*What to do*: Print every record exactly.
======
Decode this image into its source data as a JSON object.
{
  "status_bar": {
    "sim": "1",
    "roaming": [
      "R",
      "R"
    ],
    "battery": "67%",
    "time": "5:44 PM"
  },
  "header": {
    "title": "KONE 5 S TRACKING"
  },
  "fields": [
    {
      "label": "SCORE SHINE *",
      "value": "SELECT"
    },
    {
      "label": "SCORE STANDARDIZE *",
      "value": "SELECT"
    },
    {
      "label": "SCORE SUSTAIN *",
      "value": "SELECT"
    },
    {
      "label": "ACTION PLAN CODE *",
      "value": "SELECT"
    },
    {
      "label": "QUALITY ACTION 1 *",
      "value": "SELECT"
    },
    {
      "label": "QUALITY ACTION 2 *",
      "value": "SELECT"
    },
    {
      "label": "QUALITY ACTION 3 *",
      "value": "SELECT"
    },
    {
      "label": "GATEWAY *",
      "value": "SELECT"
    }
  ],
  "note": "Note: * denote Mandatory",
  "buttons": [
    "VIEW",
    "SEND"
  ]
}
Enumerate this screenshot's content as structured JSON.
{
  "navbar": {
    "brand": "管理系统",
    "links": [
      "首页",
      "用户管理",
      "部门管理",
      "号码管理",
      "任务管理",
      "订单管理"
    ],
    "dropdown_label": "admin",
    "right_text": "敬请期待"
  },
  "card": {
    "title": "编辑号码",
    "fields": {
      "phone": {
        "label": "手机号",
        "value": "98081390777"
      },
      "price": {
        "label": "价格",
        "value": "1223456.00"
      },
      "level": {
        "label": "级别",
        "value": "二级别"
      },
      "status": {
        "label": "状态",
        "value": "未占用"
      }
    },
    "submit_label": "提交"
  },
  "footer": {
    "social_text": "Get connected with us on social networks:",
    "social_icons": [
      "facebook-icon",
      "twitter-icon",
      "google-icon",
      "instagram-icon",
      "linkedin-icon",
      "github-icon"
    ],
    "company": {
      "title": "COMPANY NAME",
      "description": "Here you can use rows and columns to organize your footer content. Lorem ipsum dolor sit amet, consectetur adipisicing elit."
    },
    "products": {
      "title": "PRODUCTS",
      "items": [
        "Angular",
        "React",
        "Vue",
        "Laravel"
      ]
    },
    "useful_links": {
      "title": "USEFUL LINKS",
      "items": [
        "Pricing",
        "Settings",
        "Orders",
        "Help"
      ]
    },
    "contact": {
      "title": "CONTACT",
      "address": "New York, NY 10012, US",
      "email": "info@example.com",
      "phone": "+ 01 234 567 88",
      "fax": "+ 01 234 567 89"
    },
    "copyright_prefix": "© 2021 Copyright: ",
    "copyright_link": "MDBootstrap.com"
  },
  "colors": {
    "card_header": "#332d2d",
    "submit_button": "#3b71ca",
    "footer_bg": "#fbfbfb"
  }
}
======
*Written answer*:
Decode this image into its source data as a JSON object.
{
  "status_bar": {
    "sim": "1",
    "roaming": [
      "R",
      "R"
    ],
    "battery": "67%",
    "time": "5:44 PM"
  },
  "header": {
    "title": "KONE 5 S TRACKING"
  },
  "fields": [
    {
      "label": "SCORE SHINE *",
      "value": "SELECT"
    },
    {
      "label": "SCORE STANDARDIZE *",
      "value": "SELECT"
    },
    {
      "label": "SCORE SUSTAIN *",
      "value": "SELECT"
    },
    {
      "label": "ACTION PLAN CODE *",
      "value": "SELECT"
    },
    {
      "label": "QUALITY ACTION 1 *",
      "value": "SELECT"
    },
    {
      "label": "QUALITY ACTION 2 *",
      "value": "SELECT"
    },
    {
      "label": "QUALITY ACTION 3 *",
      "value": "SELECT"
    },
    {
      "label": "GATEWAY *",
      "value": "SELECT"
    }
  ],
  "note": "Note: * denote Mandatory",
  "buttons": [
    "VIEW",
    "SEND"
  ]
}
Enumerate this screenshot's content as structured JSON.
{
  "navbar": {
    "brand": "管理系统",
    "links": [
      "首页",
      "用户管理",
      "部门管理",
      "号码管理",
      "任务管理",
      "订单管理"
    ],
    "dropdown_label": "admin",
    "right_text": "敬请期待"
  },
  "card": {
    "title": "编辑号码",
    "fields": {
      "phone": {
        "label": "手机号",
        "value": "98081390777"
      },
      "price": {
        "label": "价格",
        "value": "1223456.00"
      },
      "level": {
        "label": "级别",
        "value": "二级别"
      },
      "status": {
        "label": "状态",
        "value": "未占用"
      }
    },
    "submit_label": "提交"
  },
  "footer": {
    "social_text": "Get connected with us on social networks:",
    "social_icons": [
      "facebook-icon",
      "twitter-icon",
      "google-icon",
      "instagram-icon",
      "linkedin-icon",
      "github-icon"
    ],
    "company": {
      "title": "COMPANY NAME",
      "description": "Here you can use rows and columns to organize your footer content. Lorem ipsum dolor sit amet, consectetur adipisicing elit."
    },
    "products": {
      "title": "PRODUCTS",
      "items": [
        "Angular",
        "React",
        "Vue",
        "Laravel"
      ]
    },
    "useful_links": {
      "title": "USEFUL LINKS",
      "items": [
        "Pricing",
        "Settings",
        "Orders",
        "Help"
      ]
    },
    "contact": {
      "title": "CONTACT",
      "address": "New York, NY 10012, US",
      "email": "info@example.com",
      "phone": "+ 01 234 567 88",
      "fax": "+ 01 234 567 89"
    },
    "copyright_prefix": "© 2021 Copyright: ",
    "copyright_link": "MDBootstrap.com"
  },
  "colors": {
    "card_header": "#332d2d",
    "submit_button": "#3b71ca",
    "footer_bg": "#fbfbfb"
  }
}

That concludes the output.